Other fine increases include record-keeping violation penalties, which are now $550 to $5,500, and non-compliance with hazmat safety regulations, which carries fines of $275 to $32,500 per incident.
The final rule was published in the March 31 Federal Register. More information is available at www.archives.gov/federal_register/index.html.
WERNER HIRING 150 DRIVERS
Werner Enterprises is hiring 125 drivers to fill positions in Ohio, 15 in Wisconsin and 10 in Michigan. The Omaha-based carrier is hiring truckers who live within 50 miles of Columbus, Ohio; Howell, Mich., and Oconomowoc, Wis. The Ohio and Michigan drivers will support Werner’s new Anheuser-Busch account while the Wisconsin drivers will haul for Target.
Based on experience, the rate for the Anheuser-Busch accounts will vary from 33 cents to 35 cents per mile for daycab drivers who are home daily to 30 cents per mile for road drivers who are home weekly.
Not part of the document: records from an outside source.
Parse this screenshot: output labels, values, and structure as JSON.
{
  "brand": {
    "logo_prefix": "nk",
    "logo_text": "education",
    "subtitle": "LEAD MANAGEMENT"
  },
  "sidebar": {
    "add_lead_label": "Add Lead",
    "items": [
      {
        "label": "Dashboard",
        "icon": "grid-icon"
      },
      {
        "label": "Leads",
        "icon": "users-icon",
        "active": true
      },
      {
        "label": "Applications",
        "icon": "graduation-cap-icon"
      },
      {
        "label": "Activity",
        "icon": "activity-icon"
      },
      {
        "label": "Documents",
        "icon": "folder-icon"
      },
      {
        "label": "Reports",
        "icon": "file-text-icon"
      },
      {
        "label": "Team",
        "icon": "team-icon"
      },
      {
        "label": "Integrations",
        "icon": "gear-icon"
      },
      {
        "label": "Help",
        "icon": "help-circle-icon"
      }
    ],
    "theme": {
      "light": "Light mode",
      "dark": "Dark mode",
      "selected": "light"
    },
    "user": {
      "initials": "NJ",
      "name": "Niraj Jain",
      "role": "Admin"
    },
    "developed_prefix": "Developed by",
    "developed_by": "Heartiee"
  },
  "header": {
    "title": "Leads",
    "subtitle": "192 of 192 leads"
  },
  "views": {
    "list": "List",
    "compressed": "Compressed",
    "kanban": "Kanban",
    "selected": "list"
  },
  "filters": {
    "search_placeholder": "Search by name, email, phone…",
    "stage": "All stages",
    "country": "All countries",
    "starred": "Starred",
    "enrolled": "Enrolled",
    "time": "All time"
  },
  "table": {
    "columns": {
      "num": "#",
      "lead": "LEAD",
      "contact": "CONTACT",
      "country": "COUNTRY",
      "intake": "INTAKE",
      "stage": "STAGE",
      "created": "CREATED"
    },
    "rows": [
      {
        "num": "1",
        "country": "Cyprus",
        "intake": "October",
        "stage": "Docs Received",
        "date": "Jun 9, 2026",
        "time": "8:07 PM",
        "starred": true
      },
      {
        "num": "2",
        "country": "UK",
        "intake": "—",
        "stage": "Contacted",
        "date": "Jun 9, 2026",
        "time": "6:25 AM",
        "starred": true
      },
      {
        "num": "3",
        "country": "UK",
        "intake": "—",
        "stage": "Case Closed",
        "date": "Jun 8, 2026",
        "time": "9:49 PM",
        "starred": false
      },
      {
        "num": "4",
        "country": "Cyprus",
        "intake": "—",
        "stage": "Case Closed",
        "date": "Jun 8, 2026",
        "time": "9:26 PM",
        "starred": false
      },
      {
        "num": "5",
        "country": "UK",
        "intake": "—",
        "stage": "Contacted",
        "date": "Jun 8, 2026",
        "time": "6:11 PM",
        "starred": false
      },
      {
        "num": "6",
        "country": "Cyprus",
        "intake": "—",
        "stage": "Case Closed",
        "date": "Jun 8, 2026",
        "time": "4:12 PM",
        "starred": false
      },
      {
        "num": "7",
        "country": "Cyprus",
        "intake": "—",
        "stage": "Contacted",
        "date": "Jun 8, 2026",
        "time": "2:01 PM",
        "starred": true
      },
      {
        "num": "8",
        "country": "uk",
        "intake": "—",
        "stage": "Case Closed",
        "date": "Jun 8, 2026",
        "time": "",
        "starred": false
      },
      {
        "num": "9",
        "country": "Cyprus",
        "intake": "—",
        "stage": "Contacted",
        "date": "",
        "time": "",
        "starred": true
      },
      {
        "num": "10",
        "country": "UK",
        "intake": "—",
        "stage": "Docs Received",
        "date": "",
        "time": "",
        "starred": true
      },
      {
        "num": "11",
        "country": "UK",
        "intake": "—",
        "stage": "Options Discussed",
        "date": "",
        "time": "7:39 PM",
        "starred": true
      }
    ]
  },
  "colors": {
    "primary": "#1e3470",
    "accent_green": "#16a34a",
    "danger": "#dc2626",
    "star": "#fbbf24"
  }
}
The Target account allows drivers to be home on a weekly basis, earning 32 cents per mile with no-touch freight.
Further information is available by calling (800) 637-8452 or visiting www.werner.com.
Fuel surcharges offered comfort for relatively few owner-operators as diesel prices spiked in recent weeks. After diesel prices climbed to their highest recorded average – $1.77 – partly on expectation of war with Iraq, prices dropped to $1.54 by mid-April. Nevertheless, that price was still 20 cents higher than a year ago.
GEORGIA TRUCKER NAMED GOODYEAR HIGHWAY HERO
The 20th annual Goodyear North America Highway Hero is Georgia trucker Charles Ingram, who risked his life to break out the windows of a burning car and pull two passengers to safety.
Ingram, a six-year veteran driver for FedEx Ground, accepted the award and a $10,000 U.S. Savings Bond at the Mid-America Trucking Show in Louisville, Ky. Ingram was driving in the Atlanta area when he came upon the burning car. Bystanders were not trying to help the two people trapped in the car.
“I thought, ‘No way am I going to let this guy go out like this,’ so I just reacted,” Ingram said. After removing the victims, Ingram administered first aid.
The other finalists were: